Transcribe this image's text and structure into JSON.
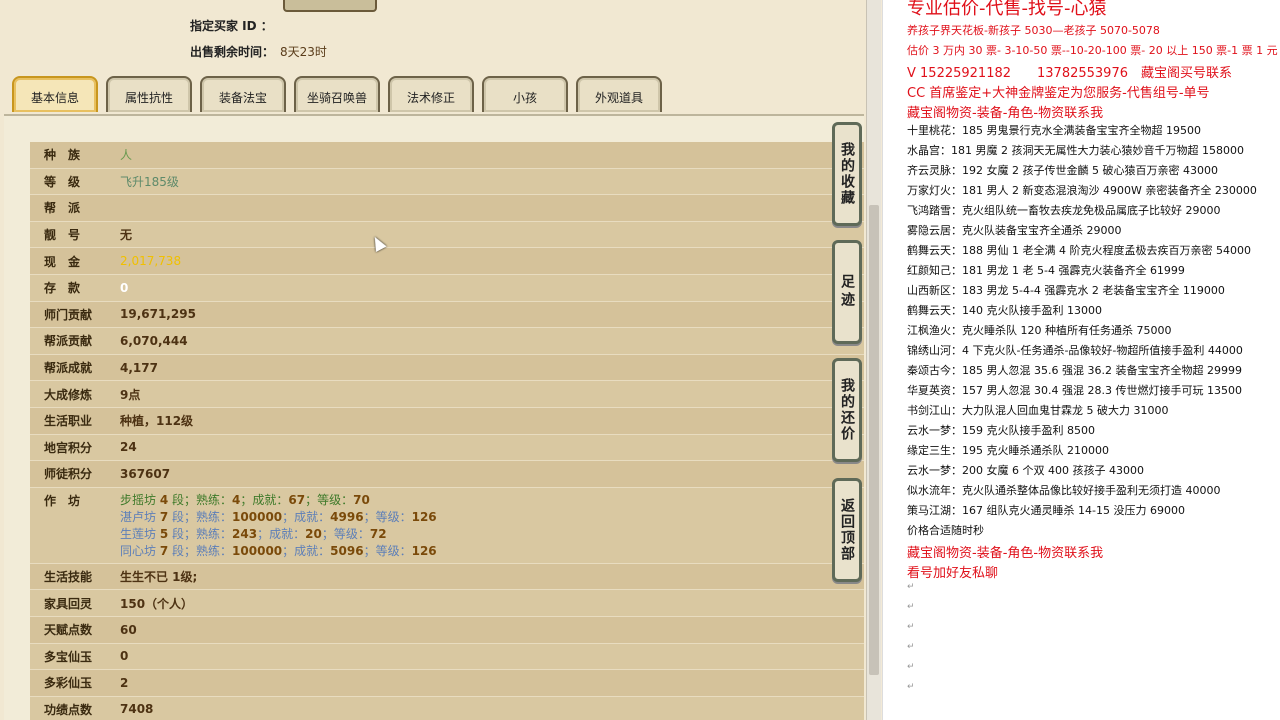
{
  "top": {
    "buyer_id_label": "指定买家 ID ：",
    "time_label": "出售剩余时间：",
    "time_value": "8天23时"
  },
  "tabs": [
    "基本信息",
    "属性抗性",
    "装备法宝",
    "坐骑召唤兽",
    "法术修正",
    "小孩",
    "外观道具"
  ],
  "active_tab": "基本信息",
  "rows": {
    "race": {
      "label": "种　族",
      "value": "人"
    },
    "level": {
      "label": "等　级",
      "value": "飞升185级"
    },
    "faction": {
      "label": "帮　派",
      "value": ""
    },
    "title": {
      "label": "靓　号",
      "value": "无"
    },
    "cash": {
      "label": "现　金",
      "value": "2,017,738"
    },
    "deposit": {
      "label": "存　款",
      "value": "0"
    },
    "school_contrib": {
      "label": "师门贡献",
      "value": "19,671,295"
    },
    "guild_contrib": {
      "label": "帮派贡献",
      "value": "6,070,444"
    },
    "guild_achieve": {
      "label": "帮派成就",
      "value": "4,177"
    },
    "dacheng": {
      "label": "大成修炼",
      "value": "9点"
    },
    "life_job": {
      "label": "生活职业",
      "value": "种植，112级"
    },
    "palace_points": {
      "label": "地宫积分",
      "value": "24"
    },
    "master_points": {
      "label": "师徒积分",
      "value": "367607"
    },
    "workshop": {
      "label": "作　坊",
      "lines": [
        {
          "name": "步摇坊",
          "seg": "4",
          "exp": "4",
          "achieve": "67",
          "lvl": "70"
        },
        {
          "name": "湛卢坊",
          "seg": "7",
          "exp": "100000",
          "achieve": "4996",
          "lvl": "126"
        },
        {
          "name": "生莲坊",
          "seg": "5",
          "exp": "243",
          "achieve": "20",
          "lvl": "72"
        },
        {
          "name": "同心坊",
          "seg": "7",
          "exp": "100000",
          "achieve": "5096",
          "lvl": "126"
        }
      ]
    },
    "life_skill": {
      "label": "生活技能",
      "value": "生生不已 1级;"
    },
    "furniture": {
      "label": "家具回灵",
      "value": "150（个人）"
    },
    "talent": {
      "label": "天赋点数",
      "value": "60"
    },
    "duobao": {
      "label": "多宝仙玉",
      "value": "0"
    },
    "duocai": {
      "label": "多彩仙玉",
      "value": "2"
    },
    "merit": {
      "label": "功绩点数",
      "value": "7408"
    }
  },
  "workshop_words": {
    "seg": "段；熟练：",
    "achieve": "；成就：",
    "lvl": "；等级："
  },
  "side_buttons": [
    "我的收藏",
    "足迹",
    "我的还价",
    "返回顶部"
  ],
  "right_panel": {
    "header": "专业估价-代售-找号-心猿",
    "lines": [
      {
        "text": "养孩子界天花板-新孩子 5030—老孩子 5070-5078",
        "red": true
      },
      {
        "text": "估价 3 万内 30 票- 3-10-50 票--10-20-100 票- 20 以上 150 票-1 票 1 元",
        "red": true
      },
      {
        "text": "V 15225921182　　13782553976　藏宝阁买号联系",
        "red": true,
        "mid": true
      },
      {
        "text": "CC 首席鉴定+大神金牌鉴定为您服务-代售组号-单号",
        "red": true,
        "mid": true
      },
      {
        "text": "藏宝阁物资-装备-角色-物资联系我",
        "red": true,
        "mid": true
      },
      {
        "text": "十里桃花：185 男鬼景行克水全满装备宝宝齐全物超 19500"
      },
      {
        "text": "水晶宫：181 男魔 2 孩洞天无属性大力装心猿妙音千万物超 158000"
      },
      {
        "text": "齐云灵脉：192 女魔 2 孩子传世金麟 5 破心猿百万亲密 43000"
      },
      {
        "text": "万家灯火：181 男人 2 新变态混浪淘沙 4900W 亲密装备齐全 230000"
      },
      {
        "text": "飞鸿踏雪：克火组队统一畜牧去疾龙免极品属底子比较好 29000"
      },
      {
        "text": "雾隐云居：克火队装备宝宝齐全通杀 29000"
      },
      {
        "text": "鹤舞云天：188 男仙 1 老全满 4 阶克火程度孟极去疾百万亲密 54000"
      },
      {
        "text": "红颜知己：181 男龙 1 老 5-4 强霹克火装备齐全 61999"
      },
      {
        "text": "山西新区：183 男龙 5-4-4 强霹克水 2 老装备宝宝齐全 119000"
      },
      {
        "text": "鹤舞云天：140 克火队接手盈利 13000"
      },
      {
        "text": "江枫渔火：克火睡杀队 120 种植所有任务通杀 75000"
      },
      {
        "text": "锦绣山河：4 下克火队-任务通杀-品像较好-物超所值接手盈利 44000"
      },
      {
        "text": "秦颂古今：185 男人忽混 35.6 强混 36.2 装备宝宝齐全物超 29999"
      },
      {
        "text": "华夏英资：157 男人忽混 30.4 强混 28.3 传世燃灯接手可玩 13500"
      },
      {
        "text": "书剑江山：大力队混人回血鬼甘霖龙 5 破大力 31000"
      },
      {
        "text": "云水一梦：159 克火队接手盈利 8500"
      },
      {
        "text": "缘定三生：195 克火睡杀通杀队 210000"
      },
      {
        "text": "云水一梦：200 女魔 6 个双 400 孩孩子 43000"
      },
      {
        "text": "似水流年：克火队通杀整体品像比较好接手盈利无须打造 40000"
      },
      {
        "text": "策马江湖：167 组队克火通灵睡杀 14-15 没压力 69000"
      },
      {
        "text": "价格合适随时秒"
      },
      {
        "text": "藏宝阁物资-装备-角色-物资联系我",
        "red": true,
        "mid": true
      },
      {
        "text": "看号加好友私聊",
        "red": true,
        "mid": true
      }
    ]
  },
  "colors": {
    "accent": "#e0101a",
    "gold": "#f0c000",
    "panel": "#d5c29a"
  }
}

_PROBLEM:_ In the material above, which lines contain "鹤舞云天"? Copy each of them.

_EXERCISE RESULT:_
        "text": "鹤舞云天：188 男仙 1 老全满 4 阶克火程度孟极去疾百万亲密 54000"
        "text": "鹤舞云天：140 克火队接手盈利 13000"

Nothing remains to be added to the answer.